> _Task to carry out_: Reproduce the entries that follow verbatim, down to the final line.

> _Source material_:
=-=-=-=-=
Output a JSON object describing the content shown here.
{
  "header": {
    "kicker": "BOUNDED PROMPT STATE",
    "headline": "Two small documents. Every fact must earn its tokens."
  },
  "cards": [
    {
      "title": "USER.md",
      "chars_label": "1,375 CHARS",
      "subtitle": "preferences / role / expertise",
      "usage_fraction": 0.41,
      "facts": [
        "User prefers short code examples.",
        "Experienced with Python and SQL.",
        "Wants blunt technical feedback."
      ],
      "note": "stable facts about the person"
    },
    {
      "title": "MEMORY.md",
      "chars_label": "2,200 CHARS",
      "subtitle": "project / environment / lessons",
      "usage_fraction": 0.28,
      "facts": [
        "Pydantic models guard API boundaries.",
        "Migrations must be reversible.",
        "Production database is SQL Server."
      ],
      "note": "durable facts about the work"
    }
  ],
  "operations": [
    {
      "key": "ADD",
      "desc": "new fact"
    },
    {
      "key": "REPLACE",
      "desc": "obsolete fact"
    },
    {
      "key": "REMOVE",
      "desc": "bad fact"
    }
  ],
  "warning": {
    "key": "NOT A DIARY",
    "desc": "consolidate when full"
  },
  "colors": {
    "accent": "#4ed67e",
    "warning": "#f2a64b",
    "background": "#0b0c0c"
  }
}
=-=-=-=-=
> _Finished exercise_:
Output a JSON object describing the content shown here.
{
  "header": {
    "kicker": "BOUNDED PROMPT STATE",
    "headline": "Two small documents. Every fact must earn its tokens."
  },
  "cards": [
    {
      "title": "USER.md",
      "chars_label": "1,375 CHARS",
      "subtitle": "preferences / role / expertise",
      "usage_fraction": 0.41,
      "facts": [
        "User prefers short code examples.",
        "Experienced with Python and SQL.",
        "Wants blunt technical feedback."
      ],
      "note": "stable facts about the person"
    },
    {
      "title": "MEMORY.md",
      "chars_label": "2,200 CHARS",
      "subtitle": "project / environment / lessons",
      "usage_fraction": 0.28,
      "facts": [
        "Pydantic models guard API boundaries.",
        "Migrations must be reversible.",
        "Production database is SQL Server."
      ],
      "note": "durable facts about the work"
    }
  ],
  "operations": [
    {
      "key": "ADD",
      "desc": "new fact"
    },
    {
      "key": "REPLACE",
      "desc": "obsolete fact"
    },
    {
      "key": "REMOVE",
      "desc": "bad fact"
    }
  ],
  "warning": {
    "key": "NOT A DIARY",
    "desc": "consolidate when full"
  },
  "colors": {
    "accent": "#4ed67e",
    "warning": "#f2a64b",
    "background": "#0b0c0c"
  }
}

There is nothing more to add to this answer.